Automatic hearing aid volume control
Your hearing aids probably have built-in automatic volume control. This means that the hearing aid volume is adjusted automatically in accordance with your sound environment. Loud sounds
picked up by the hearing aid are amplified less than soft sounds, and the level of amplification will always depend on your hearing loss.
Manual hearing aid volume control
Sometimes you may want to adjust your hearing aid volume yourself. Many hearing aids also have manual volume controls
, which are shaped like small levers. According to Widex mechanical designer Niels Christian Damgaard Jakobsen, Widex designed these controls to be intuitive:
“We use tactile switches in our new hearing aids
,” says Niels. “For example, the volume and program buttons on Widex FASHION
give the users a ‘click feeling’ – so that the response they get is not only audio but also tactile, for example as a feeling in their fingers.”
When designing the switches, we focus on makes the use of these functions as natural as possible:
“From a usability perspective
, the idea of having a toggle key for the volume on the top side of the hearing aid and a push button
for programs on the bottom of the hearing aid was to divide the interaction intuitively. By doing so, the user would use one finger for volume adjustment and another finger for program toggle,” says Niels.

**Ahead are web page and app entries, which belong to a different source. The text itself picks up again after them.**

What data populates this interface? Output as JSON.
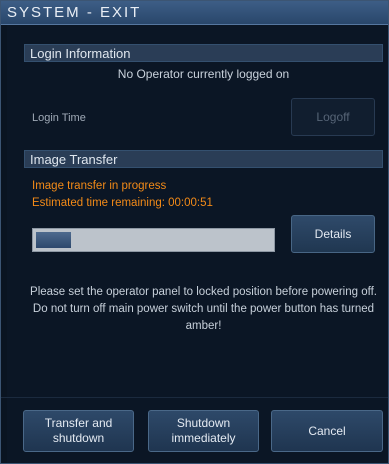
{
  "window": {
    "title": "SYSTEM - EXIT"
  },
  "login": {
    "section_title": "Login Information",
    "operator_status": "No Operator currently logged on",
    "login_time_label": "Login Time",
    "logoff_label": "Logoff",
    "logoff_enabled": false
  },
  "transfer": {
    "section_title": "Image Transfer",
    "status": "Image transfer in progress",
    "time_remaining": "Estimated time remaining: 00:00:51",
    "progress_fraction": 0.15,
    "details_label": "Details"
  },
  "message": "Please set the operator panel to locked position before powering off. Do not turn off main power switch until the power button has turned amber!",
  "buttons": {
    "transfer_and_shutdown": "Transfer and\nshutdown",
    "shutdown_immediately": "Shutdown\nimmediately",
    "cancel": "Cancel"
  },
  "colors": {
    "status_text": "#f28a18",
    "title_bar": "#34557c",
    "section_header": "#2a3d56",
    "background": "#0b1625"
  }
}
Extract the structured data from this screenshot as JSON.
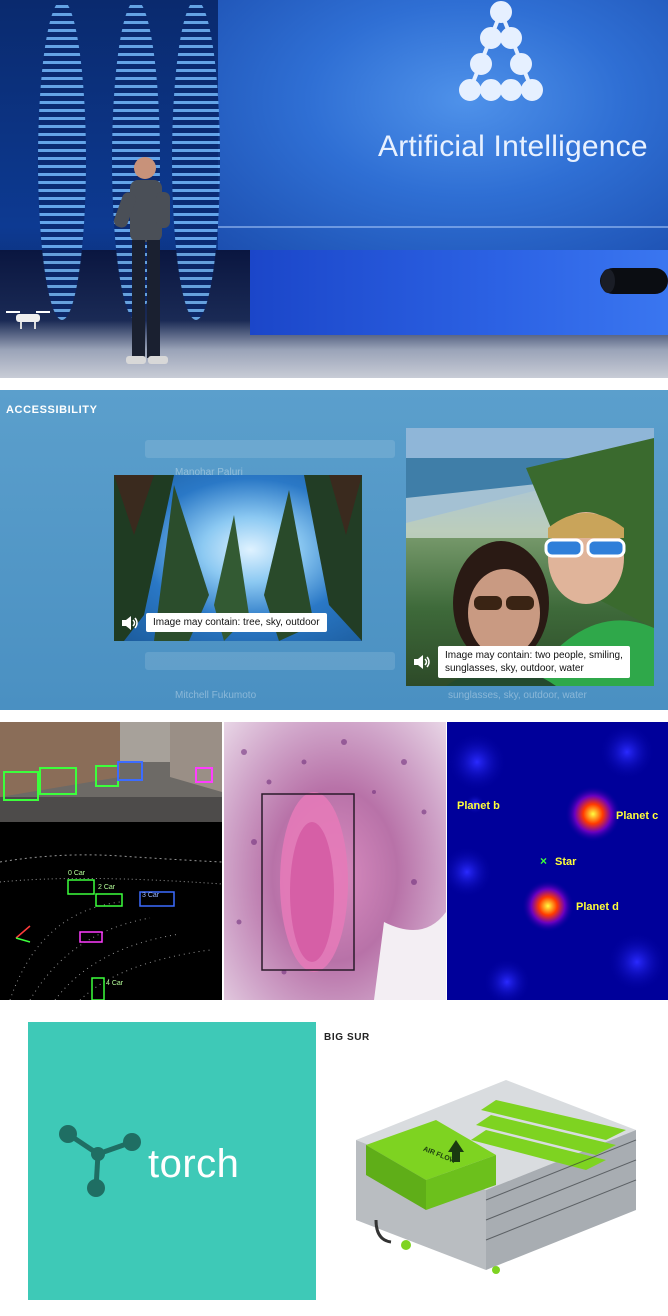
{
  "stage": {
    "title": "Artificial Intelligence"
  },
  "accessibility": {
    "label": "ACCESSIBILITY",
    "ghost_names": [
      "Manohar Paluri",
      "Mitchell Fukumoto"
    ],
    "ghost_caption": "sunglasses, sky, outdoor, water",
    "forest_caption": "Image may contain: tree, sky, outdoor",
    "selfie_caption_line1": "Image may contain: two people, smiling,",
    "selfie_caption_line2": "sunglasses, sky, outdoor, water"
  },
  "lidar": {
    "labels": [
      "0 Car",
      "2 Car",
      "3 Car",
      "4 Car"
    ]
  },
  "astro": {
    "planet_b": "Planet b",
    "planet_c": "Planet c",
    "planet_d": "Planet d",
    "star": "Star",
    "star_marker": "×"
  },
  "torch": {
    "word": "torch"
  },
  "bigsur": {
    "label": "BIG SUR",
    "airflow_text": "AIR FLOW"
  },
  "colors": {
    "torch_bg": "#3ec9b7",
    "accessibility_bg": "#4a90c2",
    "bigsur_green": "#7ed321"
  }
}
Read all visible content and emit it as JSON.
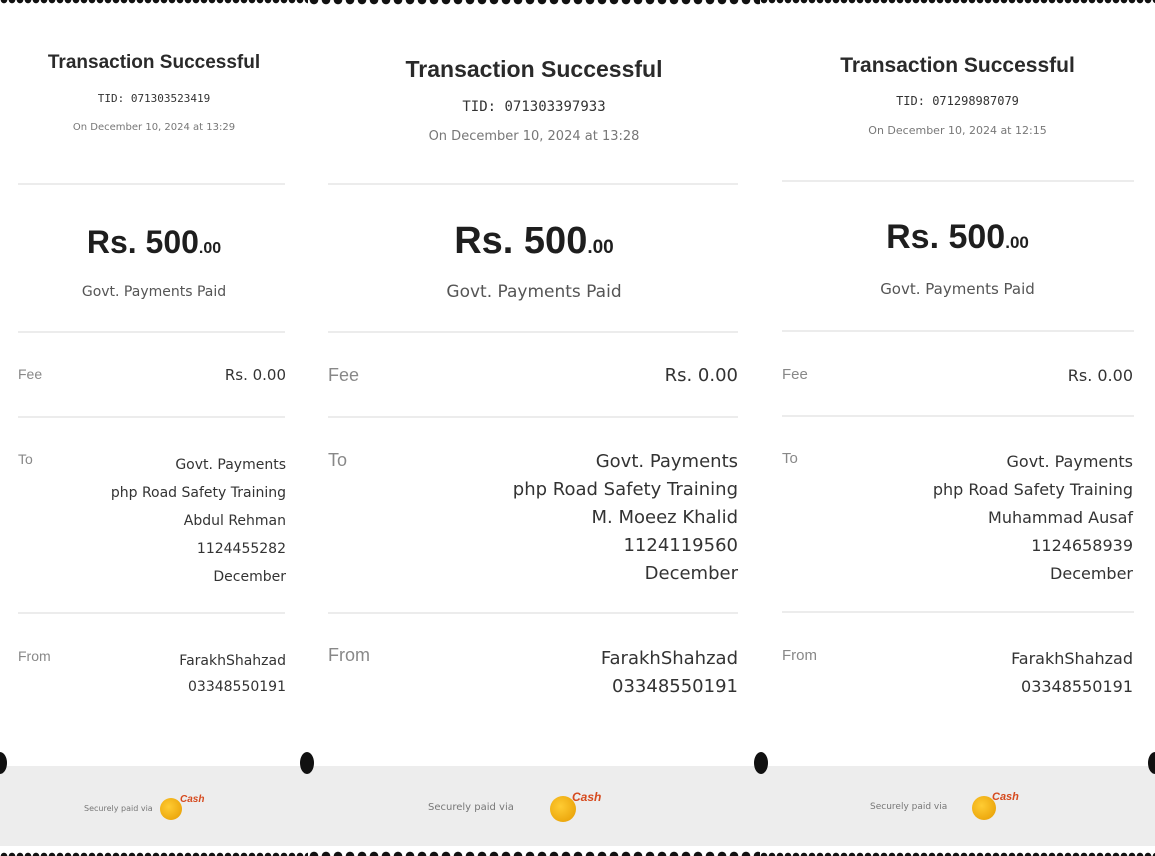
{
  "receipts": [
    {
      "title": "Transaction Successful",
      "tid": "TID: 071303523419",
      "date": "On December 10, 2024 at 13:29",
      "amount_main": "Rs. 500",
      "amount_decimal": ".00",
      "amount_label": "Govt. Payments Paid",
      "fee_label": "Fee",
      "fee_value": "Rs. 0.00",
      "to_label": "To",
      "to_lines": [
        "Govt. Payments",
        "php Road Safety Training",
        "Abdul Rehman",
        "1124455282",
        "December"
      ],
      "from_label": "From",
      "from_lines": [
        "FarakhShahzad",
        "03348550191"
      ],
      "footer_text": "Securely paid via",
      "logo_text": "Cash"
    },
    {
      "title": "Transaction Successful",
      "tid": "TID: 071303397933",
      "date": "On December 10, 2024 at 13:28",
      "amount_main": "Rs. 500",
      "amount_decimal": ".00",
      "amount_label": "Govt. Payments Paid",
      "fee_label": "Fee",
      "fee_value": "Rs. 0.00",
      "to_label": "To",
      "to_lines": [
        "Govt. Payments",
        "php Road Safety Training",
        "M. Moeez Khalid",
        "1124119560",
        "December"
      ],
      "from_label": "From",
      "from_lines": [
        "FarakhShahzad",
        "03348550191"
      ],
      "footer_text": "Securely paid via",
      "logo_text": "Cash"
    },
    {
      "title": "Transaction Successful",
      "tid": "TID: 071298987079",
      "date": "On December 10, 2024 at 12:15",
      "amount_main": "Rs. 500",
      "amount_decimal": ".00",
      "amount_label": "Govt. Payments Paid",
      "fee_label": "Fee",
      "fee_value": "Rs. 0.00",
      "to_label": "To",
      "to_lines": [
        "Govt. Payments",
        "php Road Safety Training",
        "Muhammad Ausaf",
        "1124658939",
        "December"
      ],
      "from_label": "From",
      "from_lines": [
        "FarakhShahzad",
        "03348550191"
      ],
      "footer_text": "Securely paid via",
      "logo_text": "Cash"
    }
  ],
  "colors": {
    "footer_bg": "#ededed",
    "logo_orange": "#e59a00",
    "logo_red": "#d64a1e",
    "divider": "#ececec"
  }
}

Tips for using manual volume control
NOTE: Any adjustment of the volume setting will be cancelled when your hearing aid is turned off, or if you change program.
- Push the lever, or upper part of the control, upwards to gradually raise the volume.
- Push the lever, or lower part of the volume control, downwards to gradually lower the volume.
- Each time you operate the volume control, you will hear a beep – unless you have chosen to deactivate tones.
- When you raise the volume, you will hear a higher beep-tone for each step the volume is raised.
- When you lower the volume, you will hear a lower beep-tone for each step the volume is lowered.
- A steady tone will sound when the maximum or minimum volume is reached.
If your hearing aids are InterEar, the volume is adjusted by using the volume control on just one of the hearing aids. For example, when you adjust the volume control on the right hearing aid, the volume automatically changes to the same level on the left hearing aid.Using a remote controlAssistive listening devices
allow you to adjust the volume on your hearing aids
via a remote control. To adjust the volume using our RC-DEX
- Press the volume up key (+) briefly to raise the volume
- Press the volume down key (-) briefly to lower the volume
When you activate the volume keys, you will hear a brief beep. When the maximum or minimum adjustment level is reached, you will hear a long beep-tone
.Getting used to hearing aid volume levelsHearing aids
can take some getting used to. During the first couple of days, the sound reproduced by the hearing aids may seem a bit overwhelming, and it may be difficult to recognize and distinguish between various sounds. If you use your hearing aids every day, you will gradually get used to the new sounds.Here are 5 tips to ease the transition:
- Start slow: Wear your hearing aids for one or two hours at a time.
- Keep it quiet: In the beginning, use the hearing aids in situations with few people and little noise.
- Go gradual: Start gradually using the hearing aids for longer periods of time and in noisier environments.
- Relax: Allow yourself a couple of breaks during the day.
- Avoid pain: If your ears get sore, contact your hearing care specialist. He or she can help you find the reason.